(Element data from apps and pages)
+ + + + + + +

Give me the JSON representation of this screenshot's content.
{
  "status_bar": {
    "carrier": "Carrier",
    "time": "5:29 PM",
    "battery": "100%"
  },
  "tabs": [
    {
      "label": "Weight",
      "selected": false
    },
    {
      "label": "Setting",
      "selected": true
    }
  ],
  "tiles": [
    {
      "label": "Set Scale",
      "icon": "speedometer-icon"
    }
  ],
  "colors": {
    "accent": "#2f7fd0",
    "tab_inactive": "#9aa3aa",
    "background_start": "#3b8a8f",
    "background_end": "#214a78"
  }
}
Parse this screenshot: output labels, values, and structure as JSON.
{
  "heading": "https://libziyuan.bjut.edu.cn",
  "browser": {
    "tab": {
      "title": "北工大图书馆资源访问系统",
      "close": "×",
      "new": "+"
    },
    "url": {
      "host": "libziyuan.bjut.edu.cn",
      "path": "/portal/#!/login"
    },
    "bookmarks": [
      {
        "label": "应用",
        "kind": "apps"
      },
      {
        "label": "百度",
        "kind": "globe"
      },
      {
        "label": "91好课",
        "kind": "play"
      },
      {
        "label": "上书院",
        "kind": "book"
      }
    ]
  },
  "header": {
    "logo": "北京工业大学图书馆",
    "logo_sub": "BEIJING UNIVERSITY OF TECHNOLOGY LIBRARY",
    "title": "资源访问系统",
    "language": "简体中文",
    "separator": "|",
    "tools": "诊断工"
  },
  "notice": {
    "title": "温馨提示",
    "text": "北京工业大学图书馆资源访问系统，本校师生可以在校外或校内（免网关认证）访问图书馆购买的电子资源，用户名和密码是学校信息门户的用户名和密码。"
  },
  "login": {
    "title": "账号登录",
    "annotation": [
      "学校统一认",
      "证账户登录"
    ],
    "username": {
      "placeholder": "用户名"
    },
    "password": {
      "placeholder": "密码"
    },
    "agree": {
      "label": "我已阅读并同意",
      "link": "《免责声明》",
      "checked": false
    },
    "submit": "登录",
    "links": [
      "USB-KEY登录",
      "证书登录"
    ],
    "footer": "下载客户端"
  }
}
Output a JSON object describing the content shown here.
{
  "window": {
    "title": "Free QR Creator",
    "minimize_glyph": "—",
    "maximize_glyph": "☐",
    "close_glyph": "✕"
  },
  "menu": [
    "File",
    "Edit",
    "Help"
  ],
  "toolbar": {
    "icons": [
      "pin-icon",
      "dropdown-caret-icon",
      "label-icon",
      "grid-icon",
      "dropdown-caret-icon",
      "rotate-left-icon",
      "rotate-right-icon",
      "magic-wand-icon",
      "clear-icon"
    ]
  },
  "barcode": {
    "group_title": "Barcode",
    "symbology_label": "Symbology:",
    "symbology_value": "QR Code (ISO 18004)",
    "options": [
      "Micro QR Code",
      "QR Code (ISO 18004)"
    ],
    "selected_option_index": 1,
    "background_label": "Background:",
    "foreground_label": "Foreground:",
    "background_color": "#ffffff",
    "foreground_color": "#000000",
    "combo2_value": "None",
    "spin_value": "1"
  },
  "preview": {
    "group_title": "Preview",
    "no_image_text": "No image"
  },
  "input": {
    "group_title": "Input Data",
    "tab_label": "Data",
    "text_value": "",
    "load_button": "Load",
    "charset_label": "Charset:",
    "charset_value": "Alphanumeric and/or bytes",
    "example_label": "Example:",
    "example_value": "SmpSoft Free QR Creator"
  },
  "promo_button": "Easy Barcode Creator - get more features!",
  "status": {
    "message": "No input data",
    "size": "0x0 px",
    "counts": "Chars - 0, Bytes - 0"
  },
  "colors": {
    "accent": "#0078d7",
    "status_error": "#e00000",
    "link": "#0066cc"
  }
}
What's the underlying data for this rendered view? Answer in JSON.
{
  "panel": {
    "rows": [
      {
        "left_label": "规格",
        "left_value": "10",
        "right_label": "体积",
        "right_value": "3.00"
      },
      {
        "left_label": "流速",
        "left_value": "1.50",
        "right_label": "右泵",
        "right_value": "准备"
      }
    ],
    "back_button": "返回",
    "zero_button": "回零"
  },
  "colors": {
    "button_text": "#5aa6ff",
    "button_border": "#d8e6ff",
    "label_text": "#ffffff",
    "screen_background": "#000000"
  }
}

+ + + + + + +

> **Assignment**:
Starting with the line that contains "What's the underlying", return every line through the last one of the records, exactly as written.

> **Written answer**:
What's the underlying data for this rendered view? Answer in JSON.
{
  "panel": {
    "rows": [
      {
        "left_label": "规格",
        "left_value": "10",
        "right_label": "体积",
        "right_value": "3.00"
      },
      {
        "left_label": "流速",
        "left_value": "1.50",
        "right_label": "右泵",
        "right_value": "准备"
      }
    ],
    "back_button": "返回",
    "zero_button": "回零"
  },
  "colors": {
    "button_text": "#5aa6ff",
    "button_border": "#d8e6ff",
    "label_text": "#ffffff",
    "screen_background": "#000000"
  }
}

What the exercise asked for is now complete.